The lines wanted are those in the data below that include "JSON".

Items from a dataset
Start of Block

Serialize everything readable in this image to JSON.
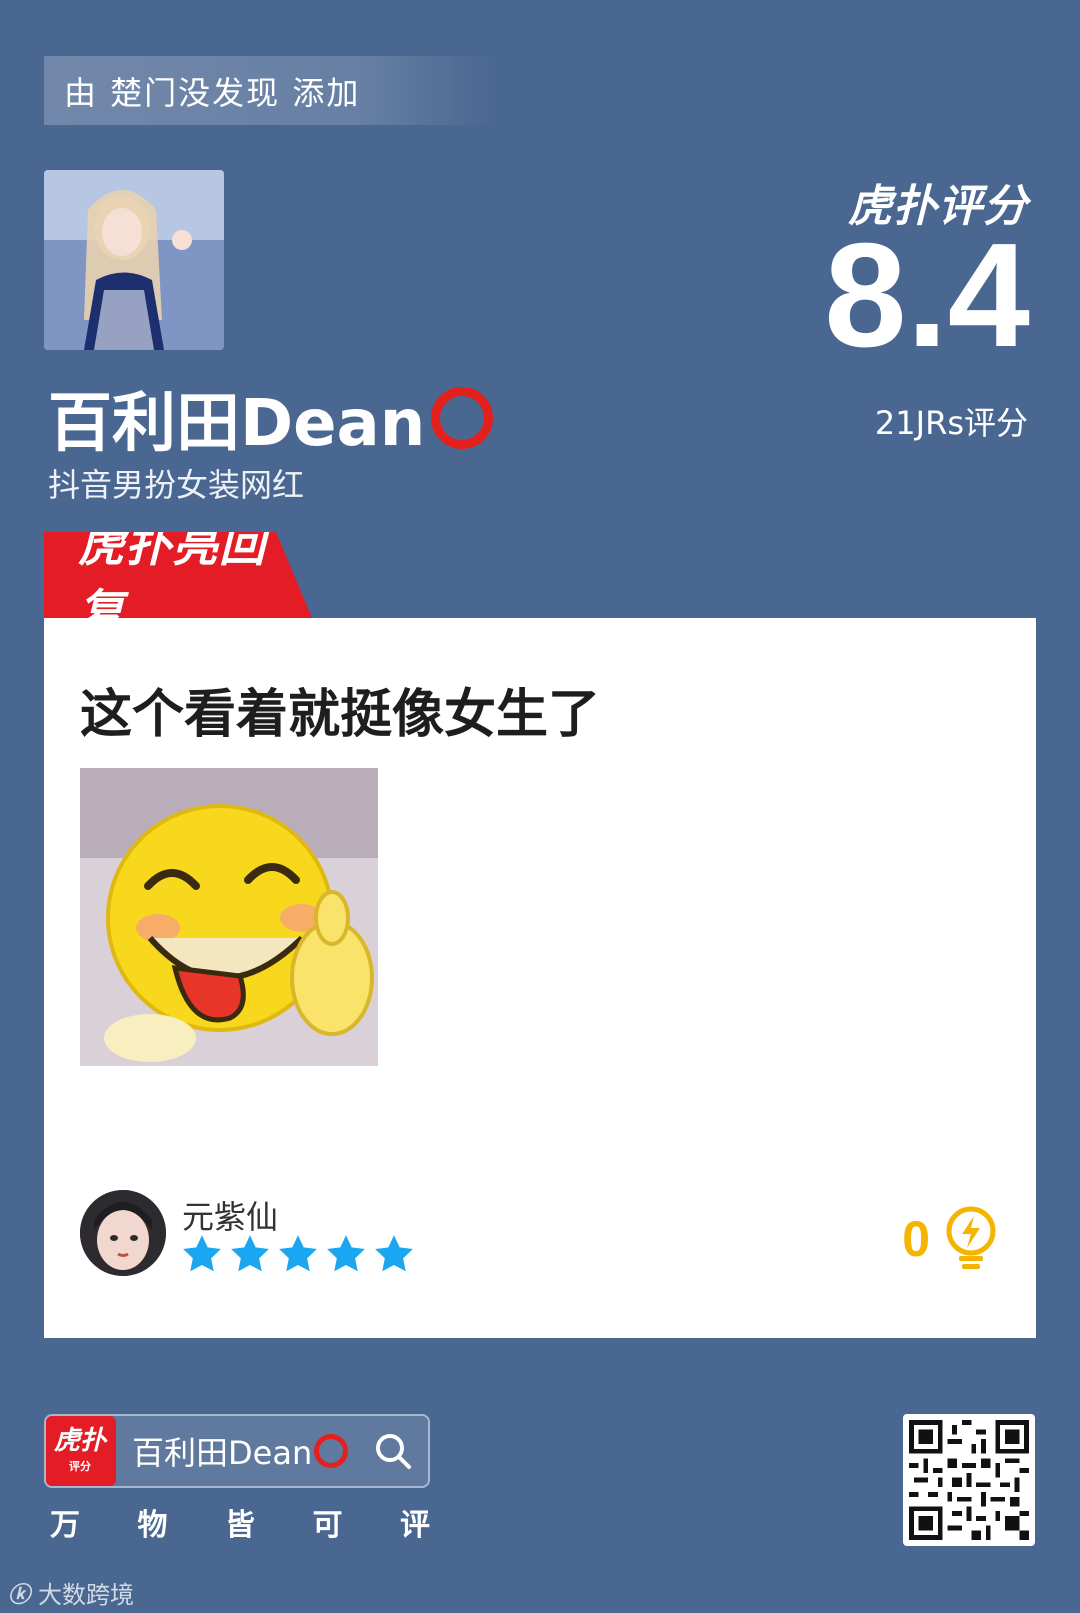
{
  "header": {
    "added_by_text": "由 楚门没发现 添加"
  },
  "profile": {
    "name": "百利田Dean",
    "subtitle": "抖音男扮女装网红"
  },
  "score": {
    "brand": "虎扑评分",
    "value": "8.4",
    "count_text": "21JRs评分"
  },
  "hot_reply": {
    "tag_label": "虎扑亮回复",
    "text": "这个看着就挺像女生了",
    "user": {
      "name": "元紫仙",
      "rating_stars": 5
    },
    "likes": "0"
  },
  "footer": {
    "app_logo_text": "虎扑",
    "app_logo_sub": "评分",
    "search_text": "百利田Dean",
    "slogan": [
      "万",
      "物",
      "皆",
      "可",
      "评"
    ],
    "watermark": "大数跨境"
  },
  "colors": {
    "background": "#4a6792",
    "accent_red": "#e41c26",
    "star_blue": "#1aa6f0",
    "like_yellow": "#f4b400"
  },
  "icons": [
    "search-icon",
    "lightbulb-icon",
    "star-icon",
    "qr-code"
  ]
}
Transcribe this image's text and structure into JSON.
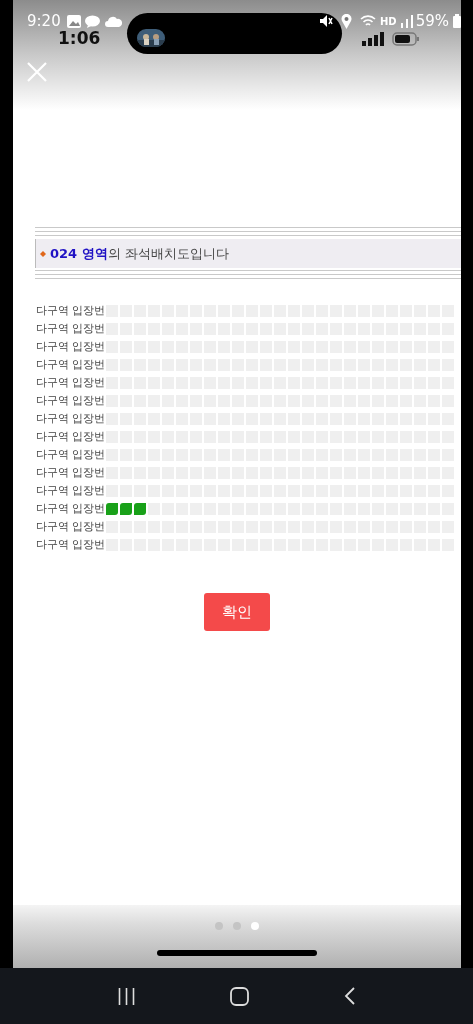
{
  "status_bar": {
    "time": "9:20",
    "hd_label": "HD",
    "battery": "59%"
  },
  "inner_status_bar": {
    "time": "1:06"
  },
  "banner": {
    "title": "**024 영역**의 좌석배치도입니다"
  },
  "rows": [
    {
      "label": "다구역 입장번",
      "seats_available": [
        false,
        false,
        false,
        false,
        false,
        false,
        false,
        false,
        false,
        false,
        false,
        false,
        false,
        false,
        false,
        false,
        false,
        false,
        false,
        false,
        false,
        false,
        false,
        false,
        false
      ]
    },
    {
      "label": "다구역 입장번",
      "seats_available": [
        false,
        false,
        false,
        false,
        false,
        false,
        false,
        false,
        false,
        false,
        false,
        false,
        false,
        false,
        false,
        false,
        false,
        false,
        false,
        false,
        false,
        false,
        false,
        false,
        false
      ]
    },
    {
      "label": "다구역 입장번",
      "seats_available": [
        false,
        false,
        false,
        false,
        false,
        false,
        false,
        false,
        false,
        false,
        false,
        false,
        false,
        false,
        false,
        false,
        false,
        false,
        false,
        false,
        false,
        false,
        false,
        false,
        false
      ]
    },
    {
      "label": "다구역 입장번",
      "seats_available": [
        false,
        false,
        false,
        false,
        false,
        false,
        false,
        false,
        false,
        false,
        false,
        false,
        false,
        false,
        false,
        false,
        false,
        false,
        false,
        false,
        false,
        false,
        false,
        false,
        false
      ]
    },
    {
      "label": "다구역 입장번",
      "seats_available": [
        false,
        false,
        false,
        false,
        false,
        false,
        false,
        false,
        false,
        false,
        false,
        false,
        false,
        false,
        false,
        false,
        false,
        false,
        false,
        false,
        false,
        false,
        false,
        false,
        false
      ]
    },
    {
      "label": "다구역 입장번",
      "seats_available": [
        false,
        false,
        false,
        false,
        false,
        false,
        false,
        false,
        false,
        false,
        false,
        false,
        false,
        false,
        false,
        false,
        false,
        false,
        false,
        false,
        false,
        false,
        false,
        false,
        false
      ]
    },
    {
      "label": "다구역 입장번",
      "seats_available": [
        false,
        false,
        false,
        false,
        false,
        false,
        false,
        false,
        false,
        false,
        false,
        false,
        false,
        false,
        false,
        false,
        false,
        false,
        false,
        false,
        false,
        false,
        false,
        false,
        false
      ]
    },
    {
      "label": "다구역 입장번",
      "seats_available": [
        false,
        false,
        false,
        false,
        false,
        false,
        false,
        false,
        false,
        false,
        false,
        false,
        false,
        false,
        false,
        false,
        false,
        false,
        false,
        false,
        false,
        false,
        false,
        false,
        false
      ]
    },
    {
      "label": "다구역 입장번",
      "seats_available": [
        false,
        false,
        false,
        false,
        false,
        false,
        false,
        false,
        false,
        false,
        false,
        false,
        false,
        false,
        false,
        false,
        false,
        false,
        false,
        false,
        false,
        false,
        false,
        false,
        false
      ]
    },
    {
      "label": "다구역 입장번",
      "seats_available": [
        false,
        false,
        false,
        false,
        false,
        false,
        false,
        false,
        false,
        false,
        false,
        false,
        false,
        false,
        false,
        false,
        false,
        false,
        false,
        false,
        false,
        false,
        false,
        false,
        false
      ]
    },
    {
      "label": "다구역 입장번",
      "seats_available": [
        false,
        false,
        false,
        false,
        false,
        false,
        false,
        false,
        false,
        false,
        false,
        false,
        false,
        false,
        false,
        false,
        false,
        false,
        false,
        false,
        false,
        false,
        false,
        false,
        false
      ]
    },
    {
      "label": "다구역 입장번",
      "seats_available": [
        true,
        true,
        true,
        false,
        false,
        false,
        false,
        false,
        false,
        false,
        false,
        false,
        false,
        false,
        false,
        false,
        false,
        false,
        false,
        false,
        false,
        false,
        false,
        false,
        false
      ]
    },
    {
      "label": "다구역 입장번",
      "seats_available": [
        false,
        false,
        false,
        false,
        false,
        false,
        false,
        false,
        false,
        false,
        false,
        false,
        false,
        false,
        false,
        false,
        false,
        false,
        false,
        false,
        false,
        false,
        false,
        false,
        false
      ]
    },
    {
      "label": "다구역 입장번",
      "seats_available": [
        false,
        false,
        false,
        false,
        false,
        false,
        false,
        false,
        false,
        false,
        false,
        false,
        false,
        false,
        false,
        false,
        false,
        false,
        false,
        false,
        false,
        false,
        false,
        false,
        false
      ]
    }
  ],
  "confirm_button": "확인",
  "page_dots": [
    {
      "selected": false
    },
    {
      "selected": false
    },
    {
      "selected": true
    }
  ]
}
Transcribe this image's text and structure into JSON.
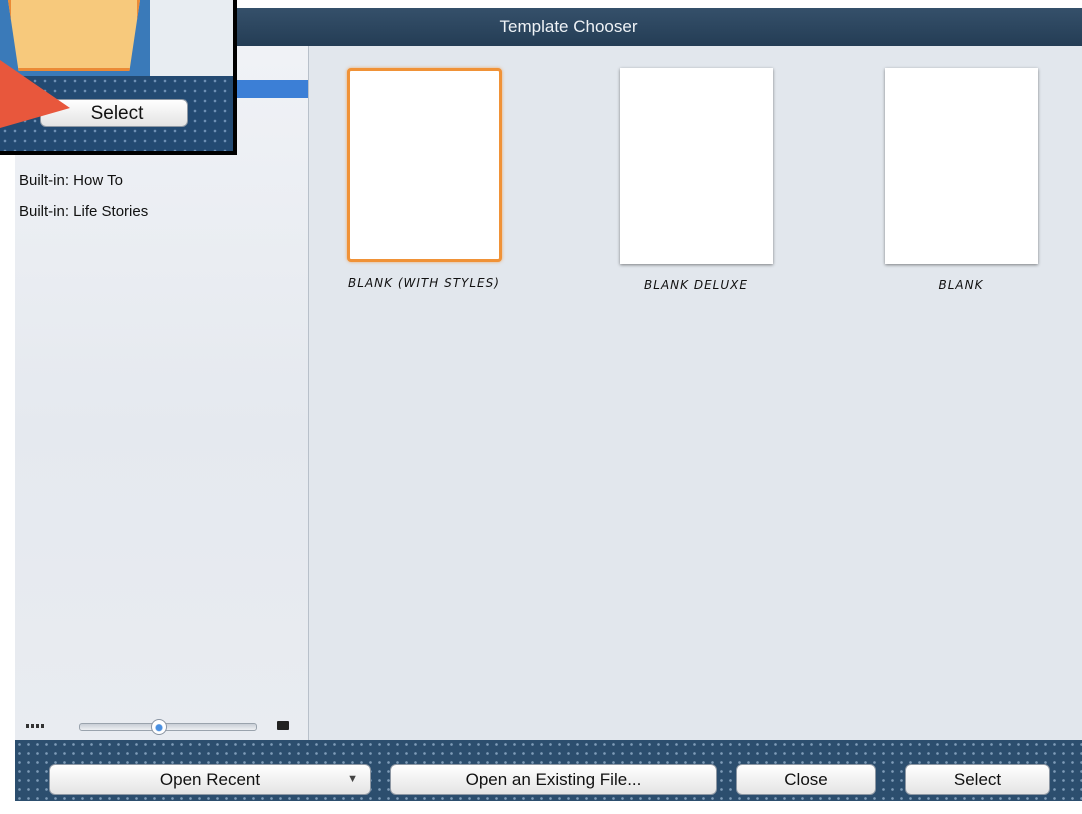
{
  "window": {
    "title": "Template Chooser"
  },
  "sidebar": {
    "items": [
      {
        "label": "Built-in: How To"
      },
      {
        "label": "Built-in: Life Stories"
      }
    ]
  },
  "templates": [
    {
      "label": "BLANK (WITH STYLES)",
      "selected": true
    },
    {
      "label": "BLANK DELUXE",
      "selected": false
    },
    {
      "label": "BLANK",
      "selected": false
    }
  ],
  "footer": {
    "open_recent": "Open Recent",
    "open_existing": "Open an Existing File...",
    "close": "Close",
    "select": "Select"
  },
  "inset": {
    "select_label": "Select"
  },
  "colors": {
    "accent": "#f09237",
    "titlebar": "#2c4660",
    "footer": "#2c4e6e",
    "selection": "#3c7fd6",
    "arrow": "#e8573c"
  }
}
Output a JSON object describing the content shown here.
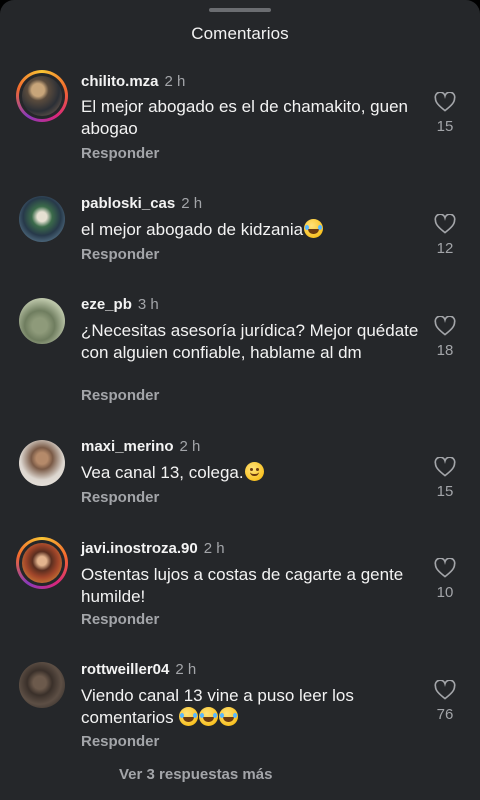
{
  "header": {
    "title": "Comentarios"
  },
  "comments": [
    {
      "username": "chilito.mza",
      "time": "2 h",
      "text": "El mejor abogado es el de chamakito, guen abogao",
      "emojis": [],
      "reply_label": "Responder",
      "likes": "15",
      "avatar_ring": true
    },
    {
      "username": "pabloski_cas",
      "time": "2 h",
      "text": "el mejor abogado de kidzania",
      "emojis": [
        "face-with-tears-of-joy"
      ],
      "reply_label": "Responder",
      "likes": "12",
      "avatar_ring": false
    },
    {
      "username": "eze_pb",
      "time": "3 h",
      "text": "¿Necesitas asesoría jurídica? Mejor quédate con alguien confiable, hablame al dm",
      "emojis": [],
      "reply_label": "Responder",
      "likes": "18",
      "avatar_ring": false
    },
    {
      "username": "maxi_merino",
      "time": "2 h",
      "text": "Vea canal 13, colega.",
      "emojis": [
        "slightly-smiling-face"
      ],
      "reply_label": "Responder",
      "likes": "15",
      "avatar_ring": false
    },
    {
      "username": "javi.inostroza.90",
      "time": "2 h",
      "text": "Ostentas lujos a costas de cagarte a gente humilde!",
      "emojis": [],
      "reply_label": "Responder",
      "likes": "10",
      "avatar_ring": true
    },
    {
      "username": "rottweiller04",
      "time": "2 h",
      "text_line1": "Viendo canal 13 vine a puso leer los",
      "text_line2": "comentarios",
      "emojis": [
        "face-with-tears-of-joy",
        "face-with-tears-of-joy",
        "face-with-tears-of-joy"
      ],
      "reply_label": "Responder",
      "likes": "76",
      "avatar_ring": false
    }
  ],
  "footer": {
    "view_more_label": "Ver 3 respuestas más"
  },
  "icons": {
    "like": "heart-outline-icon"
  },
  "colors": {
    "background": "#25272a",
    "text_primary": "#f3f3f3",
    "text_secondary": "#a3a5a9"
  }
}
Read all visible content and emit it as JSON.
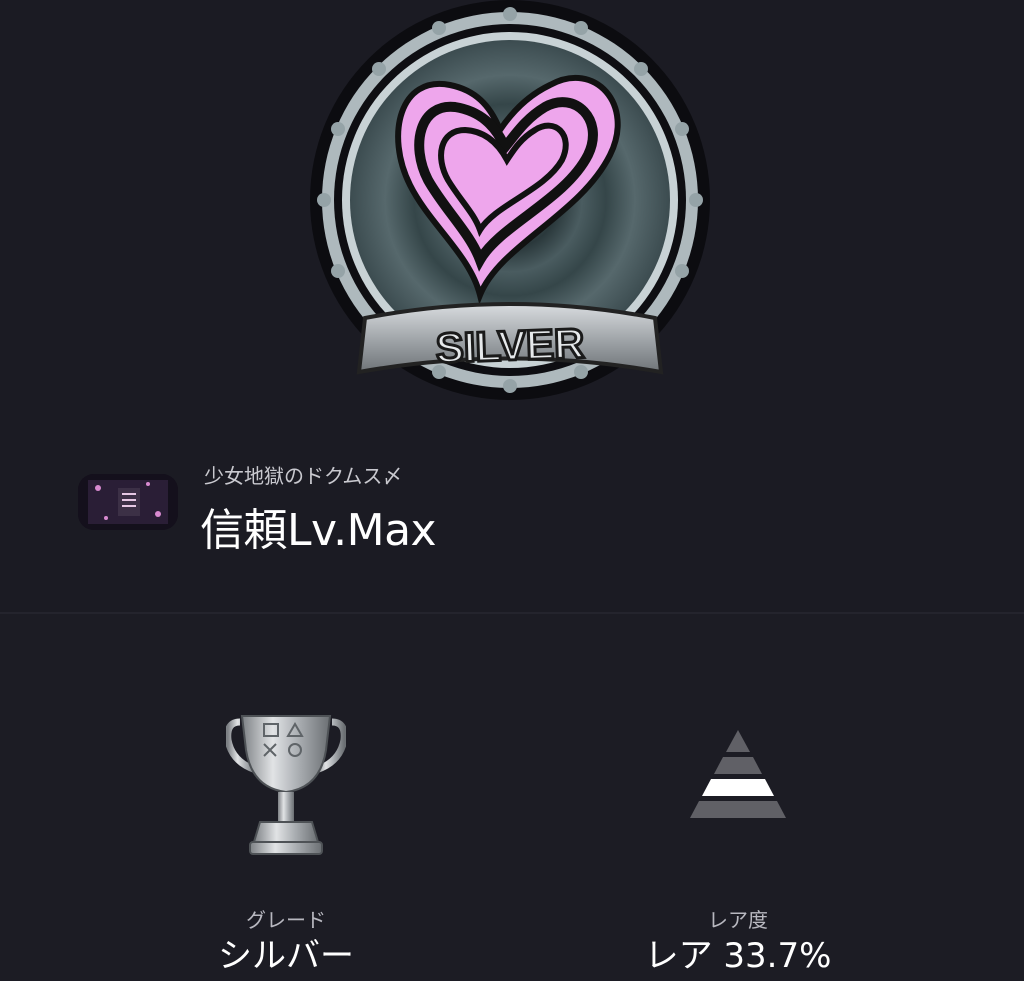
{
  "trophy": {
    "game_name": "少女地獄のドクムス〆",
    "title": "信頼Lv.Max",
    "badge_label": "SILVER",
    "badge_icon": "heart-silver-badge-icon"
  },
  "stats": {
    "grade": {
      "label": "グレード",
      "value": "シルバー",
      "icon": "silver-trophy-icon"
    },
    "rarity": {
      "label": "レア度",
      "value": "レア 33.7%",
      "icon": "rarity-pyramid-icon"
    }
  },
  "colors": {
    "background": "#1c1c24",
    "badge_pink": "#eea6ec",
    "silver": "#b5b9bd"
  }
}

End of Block

Task answer –
Serialize everything readable in this image to JSON.
Transcribe this image's text and structure into JSON.
Transcribe this image's text and structure into JSON.
Output a JSON object describing the content shown here.
Read all visible content and emit it as JSON.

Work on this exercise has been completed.